> _To do_
In the records below, find the lines that include "account" and copy each.

(Data about app and page elements)
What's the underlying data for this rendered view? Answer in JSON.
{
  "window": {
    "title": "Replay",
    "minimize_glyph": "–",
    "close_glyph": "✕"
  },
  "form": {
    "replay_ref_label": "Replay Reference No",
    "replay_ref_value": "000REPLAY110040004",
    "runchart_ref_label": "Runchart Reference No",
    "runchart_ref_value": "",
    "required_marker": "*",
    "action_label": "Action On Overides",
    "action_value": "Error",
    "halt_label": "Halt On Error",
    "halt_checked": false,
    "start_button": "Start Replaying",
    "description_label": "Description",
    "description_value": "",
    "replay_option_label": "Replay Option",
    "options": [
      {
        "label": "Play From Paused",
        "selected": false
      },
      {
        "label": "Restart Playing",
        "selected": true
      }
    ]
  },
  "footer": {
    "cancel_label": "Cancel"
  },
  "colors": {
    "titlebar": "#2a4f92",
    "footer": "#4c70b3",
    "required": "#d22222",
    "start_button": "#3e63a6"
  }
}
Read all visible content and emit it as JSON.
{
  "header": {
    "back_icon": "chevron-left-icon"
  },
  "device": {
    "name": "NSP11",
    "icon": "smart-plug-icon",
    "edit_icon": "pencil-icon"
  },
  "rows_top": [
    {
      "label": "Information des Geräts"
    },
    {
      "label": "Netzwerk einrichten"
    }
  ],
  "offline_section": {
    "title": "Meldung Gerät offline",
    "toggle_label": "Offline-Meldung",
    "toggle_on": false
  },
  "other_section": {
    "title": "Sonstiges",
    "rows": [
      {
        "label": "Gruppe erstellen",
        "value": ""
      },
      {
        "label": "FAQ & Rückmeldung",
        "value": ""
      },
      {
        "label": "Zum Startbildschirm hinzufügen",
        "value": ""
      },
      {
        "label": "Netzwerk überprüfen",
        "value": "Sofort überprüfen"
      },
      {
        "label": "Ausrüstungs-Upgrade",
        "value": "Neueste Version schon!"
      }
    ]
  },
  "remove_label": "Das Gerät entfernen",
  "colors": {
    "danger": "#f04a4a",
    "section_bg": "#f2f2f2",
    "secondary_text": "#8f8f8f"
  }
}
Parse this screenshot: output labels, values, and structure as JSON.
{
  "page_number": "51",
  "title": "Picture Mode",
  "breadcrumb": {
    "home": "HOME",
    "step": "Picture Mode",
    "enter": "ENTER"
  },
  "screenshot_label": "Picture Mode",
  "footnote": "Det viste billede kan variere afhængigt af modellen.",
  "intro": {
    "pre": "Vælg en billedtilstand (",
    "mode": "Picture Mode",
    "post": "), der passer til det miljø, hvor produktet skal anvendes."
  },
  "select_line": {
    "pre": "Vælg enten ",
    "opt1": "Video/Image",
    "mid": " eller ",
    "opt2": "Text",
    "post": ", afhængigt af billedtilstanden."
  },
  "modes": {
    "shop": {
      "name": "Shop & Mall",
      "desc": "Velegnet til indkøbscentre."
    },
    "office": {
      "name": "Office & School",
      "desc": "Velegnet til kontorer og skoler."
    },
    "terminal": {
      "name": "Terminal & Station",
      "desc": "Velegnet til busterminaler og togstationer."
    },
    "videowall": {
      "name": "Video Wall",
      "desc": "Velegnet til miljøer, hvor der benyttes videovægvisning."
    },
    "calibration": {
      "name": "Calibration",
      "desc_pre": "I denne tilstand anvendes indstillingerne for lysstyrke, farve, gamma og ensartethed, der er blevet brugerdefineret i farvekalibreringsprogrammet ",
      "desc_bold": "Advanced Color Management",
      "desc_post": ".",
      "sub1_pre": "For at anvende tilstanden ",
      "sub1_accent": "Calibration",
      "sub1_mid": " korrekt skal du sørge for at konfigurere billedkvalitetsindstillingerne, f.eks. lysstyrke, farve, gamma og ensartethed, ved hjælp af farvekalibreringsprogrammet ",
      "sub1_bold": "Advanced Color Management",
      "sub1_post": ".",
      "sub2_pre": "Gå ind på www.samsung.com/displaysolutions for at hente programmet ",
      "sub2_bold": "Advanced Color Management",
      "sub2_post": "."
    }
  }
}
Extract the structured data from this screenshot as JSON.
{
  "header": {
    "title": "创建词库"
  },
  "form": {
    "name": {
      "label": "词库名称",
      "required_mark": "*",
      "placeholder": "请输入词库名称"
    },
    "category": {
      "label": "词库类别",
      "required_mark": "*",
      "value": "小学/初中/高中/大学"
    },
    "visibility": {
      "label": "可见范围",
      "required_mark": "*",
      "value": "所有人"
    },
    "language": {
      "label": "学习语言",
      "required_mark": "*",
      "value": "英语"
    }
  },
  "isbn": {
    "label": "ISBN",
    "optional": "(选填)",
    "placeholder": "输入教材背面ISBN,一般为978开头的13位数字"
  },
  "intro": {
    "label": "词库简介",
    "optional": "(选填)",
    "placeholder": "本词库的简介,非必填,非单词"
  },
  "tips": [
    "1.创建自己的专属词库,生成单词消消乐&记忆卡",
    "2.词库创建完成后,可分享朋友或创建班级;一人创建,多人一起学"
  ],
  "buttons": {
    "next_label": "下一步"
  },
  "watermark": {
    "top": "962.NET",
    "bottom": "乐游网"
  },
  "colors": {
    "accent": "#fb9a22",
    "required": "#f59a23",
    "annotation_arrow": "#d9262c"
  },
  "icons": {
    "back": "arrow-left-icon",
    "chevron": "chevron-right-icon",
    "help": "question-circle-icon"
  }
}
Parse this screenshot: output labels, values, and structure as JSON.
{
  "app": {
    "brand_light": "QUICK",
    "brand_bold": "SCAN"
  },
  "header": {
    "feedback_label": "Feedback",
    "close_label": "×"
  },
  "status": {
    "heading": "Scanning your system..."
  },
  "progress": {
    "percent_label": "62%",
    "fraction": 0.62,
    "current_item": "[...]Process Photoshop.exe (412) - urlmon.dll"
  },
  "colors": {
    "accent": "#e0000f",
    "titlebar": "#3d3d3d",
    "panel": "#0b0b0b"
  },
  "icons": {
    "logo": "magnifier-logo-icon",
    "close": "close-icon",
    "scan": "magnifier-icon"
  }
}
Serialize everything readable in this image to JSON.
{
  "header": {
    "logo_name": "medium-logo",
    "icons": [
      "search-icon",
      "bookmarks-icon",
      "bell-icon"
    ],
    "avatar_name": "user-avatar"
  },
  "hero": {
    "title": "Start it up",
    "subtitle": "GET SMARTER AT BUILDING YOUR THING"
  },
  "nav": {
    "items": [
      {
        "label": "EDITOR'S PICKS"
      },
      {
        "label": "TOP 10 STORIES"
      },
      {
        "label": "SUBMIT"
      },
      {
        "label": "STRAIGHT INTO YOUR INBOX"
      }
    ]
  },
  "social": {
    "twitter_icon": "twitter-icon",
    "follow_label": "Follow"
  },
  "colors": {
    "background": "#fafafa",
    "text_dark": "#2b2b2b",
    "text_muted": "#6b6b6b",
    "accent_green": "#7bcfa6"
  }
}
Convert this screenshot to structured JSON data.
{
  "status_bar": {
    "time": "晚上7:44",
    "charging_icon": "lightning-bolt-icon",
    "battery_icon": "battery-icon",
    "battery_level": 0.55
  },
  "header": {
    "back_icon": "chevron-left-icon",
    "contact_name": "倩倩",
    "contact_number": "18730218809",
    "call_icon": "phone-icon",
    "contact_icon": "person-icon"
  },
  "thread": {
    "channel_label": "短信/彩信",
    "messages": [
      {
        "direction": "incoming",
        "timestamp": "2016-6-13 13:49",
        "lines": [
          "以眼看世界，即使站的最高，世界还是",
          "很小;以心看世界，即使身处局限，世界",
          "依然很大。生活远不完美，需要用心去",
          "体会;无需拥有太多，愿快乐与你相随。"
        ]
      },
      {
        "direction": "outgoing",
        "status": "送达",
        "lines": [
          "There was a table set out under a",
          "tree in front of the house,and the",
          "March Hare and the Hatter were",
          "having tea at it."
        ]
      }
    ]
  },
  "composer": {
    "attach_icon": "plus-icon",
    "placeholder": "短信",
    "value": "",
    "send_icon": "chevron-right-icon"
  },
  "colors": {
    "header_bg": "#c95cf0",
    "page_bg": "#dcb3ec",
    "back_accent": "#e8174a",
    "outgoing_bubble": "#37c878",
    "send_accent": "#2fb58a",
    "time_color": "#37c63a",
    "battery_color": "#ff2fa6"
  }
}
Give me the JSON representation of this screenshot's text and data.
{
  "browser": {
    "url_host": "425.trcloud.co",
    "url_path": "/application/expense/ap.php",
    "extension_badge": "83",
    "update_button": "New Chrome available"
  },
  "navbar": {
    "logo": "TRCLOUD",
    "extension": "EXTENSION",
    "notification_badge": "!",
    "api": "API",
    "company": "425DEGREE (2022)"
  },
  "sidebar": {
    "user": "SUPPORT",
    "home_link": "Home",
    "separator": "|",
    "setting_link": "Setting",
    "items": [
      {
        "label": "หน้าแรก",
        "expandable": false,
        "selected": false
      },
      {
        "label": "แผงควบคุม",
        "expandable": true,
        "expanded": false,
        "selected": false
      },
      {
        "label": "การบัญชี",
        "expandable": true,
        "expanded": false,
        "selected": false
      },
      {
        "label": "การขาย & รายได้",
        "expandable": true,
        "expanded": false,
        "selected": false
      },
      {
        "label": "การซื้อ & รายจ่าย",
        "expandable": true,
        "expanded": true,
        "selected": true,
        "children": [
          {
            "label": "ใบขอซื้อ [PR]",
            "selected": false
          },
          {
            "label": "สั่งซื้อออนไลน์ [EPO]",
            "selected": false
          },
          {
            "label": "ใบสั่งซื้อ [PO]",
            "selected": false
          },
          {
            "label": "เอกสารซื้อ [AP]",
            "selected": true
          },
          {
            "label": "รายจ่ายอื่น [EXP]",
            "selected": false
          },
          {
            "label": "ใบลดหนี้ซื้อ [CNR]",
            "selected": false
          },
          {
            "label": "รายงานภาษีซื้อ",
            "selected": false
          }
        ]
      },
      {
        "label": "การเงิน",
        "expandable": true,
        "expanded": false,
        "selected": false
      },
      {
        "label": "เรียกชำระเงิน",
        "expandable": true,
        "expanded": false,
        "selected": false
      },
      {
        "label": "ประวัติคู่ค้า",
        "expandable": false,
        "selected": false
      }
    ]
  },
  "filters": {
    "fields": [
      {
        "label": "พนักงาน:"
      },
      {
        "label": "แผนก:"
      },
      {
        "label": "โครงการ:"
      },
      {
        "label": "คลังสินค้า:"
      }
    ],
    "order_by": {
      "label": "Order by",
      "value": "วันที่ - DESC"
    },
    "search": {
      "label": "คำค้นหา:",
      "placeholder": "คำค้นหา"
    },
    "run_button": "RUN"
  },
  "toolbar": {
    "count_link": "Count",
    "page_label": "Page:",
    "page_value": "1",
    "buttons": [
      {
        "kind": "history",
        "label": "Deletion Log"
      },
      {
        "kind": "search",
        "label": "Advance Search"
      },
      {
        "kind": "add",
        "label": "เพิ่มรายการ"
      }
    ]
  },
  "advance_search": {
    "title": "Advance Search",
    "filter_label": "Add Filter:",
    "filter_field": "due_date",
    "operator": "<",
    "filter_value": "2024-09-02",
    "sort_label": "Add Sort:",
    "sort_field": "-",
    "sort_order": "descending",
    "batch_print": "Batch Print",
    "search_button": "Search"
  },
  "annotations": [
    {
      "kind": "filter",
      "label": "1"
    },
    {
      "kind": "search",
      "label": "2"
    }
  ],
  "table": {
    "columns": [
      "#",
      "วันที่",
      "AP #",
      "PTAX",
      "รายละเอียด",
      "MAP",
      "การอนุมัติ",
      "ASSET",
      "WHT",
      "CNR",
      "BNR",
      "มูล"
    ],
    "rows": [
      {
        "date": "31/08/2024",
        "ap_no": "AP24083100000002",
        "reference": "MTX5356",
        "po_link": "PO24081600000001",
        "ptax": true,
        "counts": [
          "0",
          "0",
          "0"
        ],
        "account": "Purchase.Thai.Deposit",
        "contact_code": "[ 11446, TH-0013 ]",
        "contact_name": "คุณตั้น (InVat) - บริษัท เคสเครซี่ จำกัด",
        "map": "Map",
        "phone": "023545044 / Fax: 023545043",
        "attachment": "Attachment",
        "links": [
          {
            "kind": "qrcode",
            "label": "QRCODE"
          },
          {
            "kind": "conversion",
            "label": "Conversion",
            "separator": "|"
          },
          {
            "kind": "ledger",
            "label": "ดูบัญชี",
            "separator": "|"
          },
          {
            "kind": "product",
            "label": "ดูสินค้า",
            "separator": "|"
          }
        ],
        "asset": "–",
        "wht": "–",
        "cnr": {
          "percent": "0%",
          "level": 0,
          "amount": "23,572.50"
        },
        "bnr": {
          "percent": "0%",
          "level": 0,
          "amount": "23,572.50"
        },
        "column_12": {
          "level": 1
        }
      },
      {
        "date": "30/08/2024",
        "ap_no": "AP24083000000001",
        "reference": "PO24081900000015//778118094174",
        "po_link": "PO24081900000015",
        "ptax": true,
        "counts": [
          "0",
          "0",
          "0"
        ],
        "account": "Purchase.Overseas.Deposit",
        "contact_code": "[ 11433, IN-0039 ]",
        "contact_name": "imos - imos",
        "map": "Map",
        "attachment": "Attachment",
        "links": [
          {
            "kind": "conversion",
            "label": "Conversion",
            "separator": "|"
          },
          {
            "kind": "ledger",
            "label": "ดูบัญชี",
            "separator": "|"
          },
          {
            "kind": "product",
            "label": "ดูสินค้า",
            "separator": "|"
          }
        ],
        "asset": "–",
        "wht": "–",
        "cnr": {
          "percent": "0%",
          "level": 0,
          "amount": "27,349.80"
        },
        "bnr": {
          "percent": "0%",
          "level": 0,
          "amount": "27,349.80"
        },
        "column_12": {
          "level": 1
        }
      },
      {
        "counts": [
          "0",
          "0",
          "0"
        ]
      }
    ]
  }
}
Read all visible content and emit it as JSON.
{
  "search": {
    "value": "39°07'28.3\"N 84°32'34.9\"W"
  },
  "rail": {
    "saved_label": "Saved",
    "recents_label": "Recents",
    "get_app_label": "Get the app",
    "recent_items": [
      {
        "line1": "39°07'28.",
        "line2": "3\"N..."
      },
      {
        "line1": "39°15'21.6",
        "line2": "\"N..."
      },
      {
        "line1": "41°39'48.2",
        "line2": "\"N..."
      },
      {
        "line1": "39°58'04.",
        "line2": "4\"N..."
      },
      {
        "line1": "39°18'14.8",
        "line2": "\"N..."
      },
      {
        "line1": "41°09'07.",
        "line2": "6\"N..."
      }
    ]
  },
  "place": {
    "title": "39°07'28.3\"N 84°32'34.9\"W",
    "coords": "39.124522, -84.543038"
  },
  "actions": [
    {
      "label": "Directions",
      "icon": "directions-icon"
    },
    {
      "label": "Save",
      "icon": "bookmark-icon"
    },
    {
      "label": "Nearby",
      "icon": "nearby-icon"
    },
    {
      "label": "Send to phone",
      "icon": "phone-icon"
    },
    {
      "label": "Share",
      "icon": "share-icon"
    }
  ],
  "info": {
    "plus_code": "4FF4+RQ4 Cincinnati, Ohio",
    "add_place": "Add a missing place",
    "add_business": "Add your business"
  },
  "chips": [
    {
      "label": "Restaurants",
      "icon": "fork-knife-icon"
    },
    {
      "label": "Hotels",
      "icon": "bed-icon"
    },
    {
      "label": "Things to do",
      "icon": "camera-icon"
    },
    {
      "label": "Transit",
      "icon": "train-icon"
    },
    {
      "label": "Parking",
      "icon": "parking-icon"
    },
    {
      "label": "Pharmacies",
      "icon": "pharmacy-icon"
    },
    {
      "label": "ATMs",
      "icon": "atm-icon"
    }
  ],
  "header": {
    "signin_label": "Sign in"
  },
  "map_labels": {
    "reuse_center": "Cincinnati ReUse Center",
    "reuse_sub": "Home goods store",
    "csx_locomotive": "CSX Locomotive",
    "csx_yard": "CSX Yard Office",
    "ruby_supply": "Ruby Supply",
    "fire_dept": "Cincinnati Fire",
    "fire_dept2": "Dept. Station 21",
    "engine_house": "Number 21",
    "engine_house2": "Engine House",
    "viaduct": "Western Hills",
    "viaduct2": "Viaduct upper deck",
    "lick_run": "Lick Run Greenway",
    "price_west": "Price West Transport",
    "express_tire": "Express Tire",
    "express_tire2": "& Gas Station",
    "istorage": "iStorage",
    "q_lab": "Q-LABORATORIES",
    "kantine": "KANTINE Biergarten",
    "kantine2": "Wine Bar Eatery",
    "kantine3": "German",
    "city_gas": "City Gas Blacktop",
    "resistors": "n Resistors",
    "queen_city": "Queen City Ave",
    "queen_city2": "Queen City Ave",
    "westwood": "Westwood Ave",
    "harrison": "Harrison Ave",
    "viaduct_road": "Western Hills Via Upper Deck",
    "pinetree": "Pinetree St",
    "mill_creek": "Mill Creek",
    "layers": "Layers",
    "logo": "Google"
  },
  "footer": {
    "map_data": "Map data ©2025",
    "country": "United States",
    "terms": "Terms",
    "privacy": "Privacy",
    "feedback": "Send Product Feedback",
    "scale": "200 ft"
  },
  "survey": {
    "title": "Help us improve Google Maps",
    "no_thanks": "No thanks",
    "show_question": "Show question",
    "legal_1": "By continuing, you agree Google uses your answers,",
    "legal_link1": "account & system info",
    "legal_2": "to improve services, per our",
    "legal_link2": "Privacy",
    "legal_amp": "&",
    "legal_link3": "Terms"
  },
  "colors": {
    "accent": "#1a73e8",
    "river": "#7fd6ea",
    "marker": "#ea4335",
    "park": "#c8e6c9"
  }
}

> _Finished task_
        "account": "Purchase.Thai.Deposit",
        "account": "Purchase.Overseas.Deposit",
    "legal_link1": "account & system info",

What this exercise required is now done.